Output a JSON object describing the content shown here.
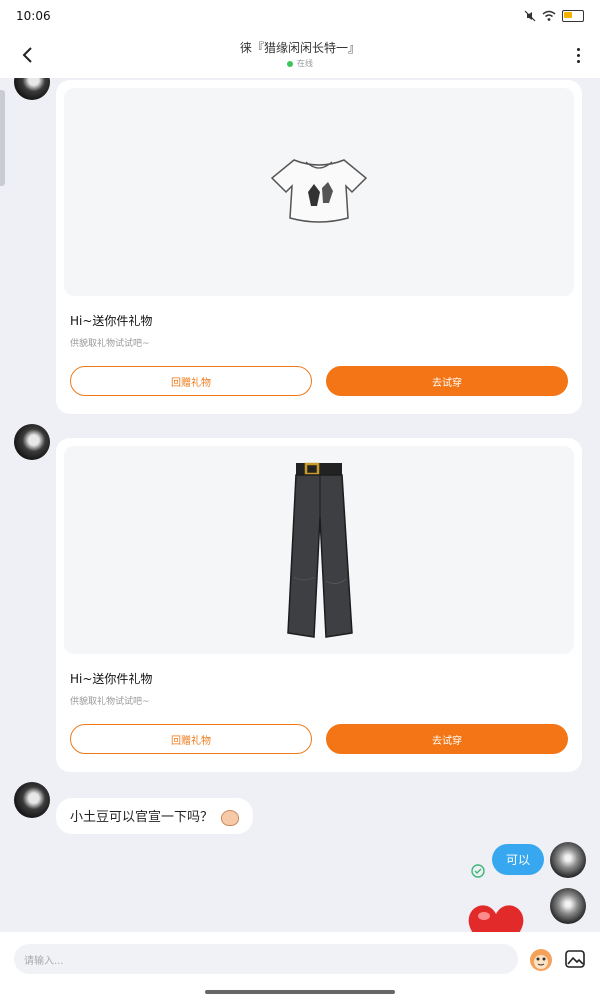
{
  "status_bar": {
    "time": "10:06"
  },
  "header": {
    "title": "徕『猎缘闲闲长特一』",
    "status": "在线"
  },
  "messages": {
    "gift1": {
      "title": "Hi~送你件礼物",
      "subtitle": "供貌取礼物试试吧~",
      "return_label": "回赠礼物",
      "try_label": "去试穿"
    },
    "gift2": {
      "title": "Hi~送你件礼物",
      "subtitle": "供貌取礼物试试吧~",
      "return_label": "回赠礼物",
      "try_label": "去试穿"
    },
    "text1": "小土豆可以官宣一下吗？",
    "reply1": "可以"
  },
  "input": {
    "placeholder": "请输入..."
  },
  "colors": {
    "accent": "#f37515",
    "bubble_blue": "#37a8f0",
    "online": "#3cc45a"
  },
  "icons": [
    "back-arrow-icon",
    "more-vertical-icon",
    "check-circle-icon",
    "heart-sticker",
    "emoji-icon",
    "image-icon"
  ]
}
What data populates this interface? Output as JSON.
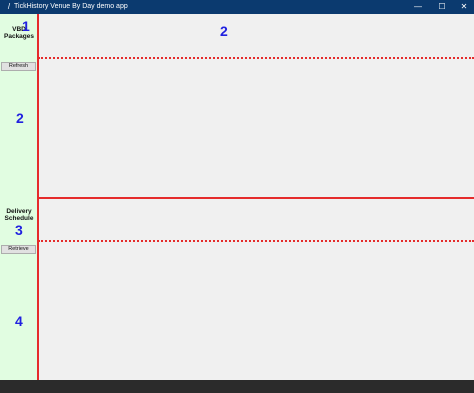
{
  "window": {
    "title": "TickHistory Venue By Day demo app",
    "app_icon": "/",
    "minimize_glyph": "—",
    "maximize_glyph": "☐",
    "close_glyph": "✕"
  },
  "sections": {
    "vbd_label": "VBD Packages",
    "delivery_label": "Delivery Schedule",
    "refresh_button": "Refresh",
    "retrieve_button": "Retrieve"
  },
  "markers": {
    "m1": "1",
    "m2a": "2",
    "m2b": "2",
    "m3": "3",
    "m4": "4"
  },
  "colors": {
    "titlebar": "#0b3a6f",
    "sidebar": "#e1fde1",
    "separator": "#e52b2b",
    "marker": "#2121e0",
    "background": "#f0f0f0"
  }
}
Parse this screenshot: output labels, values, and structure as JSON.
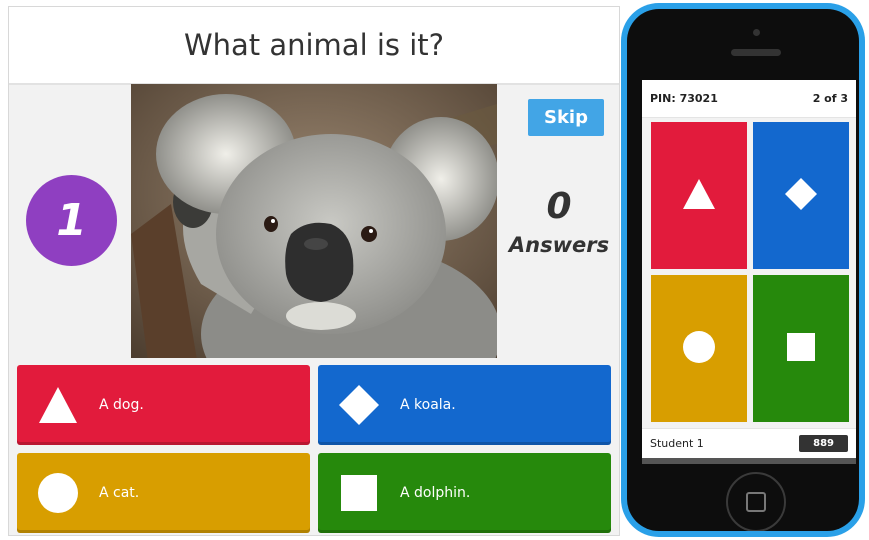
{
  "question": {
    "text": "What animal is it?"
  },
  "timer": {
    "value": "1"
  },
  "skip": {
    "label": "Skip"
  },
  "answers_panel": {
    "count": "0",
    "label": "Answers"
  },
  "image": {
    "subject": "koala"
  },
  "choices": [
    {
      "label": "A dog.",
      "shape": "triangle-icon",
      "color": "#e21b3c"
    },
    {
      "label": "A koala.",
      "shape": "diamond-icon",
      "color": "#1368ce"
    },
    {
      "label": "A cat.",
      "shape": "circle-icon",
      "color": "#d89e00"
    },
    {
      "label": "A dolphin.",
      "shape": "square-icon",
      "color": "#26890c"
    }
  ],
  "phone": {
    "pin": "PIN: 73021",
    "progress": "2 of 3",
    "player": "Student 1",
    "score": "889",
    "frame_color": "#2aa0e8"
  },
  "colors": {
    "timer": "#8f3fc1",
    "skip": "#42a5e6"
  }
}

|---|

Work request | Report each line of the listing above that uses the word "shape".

Solution for this problem |
      "shape": "triangle-icon",
      "shape": "diamond-icon",
      "shape": "circle-icon",
      "shape": "square-icon",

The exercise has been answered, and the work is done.